These are among the conclusions of an independent survey released at Water Quality Association Aquatech USA convention. The random sample survey, conducted by Applied Research-West, offers a look into Americans’ evolving attitude about their water.
Among the major findings:
- A quarter of consumers are extremely concerned about the quality of their water supply. Fully, 52% list their level of concern at a four or five out of five.
- Increasing numbers of Americans say their primary concern over their water quality is related to contaminants. That percentage is 29 in this year’s survey compared to 22% in 2008. Water taste concerns have also increased.
- Only about two thirds of consumers say primary responsibility for quality water is outside the home, with their municipality, down from nearly three quarters in 2008. More than 20% believe they are primarily responsible for the own water quality.
- The survey showed that slightly over half, or 55%, consider themselves somewhat or very knowledgeable about contaminants in their tap water.
- Respondents are concerned, with nearly 80% believing that tap water contains chloramine, and nearly as many thinking lead is present.
The findings also reveal that boil water alerts tend to trigger purchase of water filtration systems. In fact, boil water alerts have been growing slightly in number over each survey period.
There was an increase from a 2011 survey of people that would be willing to pay more on their water bill for removal of MTBEs or pharmaceuticals found in their tap water.
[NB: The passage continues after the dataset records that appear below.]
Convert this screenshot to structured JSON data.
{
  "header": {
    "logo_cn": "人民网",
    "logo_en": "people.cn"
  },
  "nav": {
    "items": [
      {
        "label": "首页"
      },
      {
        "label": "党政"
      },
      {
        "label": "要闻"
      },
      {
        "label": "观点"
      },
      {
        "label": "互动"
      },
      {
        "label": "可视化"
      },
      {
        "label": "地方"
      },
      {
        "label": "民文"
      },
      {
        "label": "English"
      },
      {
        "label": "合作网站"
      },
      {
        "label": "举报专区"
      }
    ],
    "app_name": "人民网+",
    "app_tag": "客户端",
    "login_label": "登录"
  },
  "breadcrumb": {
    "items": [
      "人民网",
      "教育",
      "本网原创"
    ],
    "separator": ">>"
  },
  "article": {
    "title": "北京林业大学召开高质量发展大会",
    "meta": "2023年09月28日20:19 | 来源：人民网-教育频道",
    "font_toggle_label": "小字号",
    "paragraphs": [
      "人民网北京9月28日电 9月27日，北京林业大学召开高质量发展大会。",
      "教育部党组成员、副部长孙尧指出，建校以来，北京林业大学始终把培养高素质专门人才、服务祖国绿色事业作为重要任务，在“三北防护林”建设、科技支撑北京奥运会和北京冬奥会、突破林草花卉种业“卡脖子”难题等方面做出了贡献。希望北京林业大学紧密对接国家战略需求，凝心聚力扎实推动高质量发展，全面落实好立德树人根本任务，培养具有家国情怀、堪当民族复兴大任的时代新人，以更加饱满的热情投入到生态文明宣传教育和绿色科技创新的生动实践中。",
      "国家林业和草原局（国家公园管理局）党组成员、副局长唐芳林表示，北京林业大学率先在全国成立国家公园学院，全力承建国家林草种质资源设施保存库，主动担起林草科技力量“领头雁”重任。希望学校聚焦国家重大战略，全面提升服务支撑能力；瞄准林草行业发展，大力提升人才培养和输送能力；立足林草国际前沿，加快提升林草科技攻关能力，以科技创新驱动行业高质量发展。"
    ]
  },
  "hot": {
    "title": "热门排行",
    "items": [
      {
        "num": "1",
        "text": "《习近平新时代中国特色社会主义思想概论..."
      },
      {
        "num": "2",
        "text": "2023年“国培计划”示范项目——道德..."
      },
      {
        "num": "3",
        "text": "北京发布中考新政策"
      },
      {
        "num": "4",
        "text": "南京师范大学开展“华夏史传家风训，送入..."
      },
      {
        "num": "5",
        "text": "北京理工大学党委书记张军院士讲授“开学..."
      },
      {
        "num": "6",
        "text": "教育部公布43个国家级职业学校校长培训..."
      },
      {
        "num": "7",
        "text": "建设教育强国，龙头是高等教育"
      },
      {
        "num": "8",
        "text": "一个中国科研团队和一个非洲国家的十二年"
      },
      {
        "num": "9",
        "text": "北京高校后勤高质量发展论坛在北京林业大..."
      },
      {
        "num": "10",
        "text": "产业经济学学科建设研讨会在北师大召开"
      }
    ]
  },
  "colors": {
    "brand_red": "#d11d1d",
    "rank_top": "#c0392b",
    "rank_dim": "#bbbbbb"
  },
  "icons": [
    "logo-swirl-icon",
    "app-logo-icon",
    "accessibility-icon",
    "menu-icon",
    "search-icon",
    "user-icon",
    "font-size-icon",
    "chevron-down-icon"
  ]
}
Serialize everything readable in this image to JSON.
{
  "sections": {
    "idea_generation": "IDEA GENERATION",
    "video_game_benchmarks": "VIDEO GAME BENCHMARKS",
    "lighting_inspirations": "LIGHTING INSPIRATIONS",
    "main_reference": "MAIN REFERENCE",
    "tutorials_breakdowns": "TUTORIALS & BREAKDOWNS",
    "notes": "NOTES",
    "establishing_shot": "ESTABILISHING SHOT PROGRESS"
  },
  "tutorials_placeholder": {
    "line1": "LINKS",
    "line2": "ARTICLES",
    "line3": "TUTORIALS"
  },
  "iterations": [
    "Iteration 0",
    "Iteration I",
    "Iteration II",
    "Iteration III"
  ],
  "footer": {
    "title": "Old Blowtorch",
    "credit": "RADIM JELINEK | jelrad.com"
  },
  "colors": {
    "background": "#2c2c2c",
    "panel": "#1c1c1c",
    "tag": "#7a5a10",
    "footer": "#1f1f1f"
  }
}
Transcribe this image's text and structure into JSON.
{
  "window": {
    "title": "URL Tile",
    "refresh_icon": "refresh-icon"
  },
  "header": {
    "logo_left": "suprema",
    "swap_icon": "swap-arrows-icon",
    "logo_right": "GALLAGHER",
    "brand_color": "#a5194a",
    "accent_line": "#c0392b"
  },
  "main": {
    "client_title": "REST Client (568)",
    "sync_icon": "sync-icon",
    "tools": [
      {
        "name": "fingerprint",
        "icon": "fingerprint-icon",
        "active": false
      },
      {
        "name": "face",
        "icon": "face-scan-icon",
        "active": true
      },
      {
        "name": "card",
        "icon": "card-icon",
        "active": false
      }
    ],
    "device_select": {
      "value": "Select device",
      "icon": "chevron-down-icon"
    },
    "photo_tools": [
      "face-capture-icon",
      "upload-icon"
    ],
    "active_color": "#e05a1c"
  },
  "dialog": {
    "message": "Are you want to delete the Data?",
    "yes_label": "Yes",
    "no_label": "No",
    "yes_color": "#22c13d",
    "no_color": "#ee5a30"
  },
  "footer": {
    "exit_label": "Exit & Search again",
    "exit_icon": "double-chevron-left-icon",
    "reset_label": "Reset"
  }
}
In addition, they would be willing to pay more for home water treatment systems to remove biological waste, arsenic, lead, and other contaminants.
There have been significant increases in the use of bottled water and those that have water filtration systems installed in their homes.
Source: Water Quality Association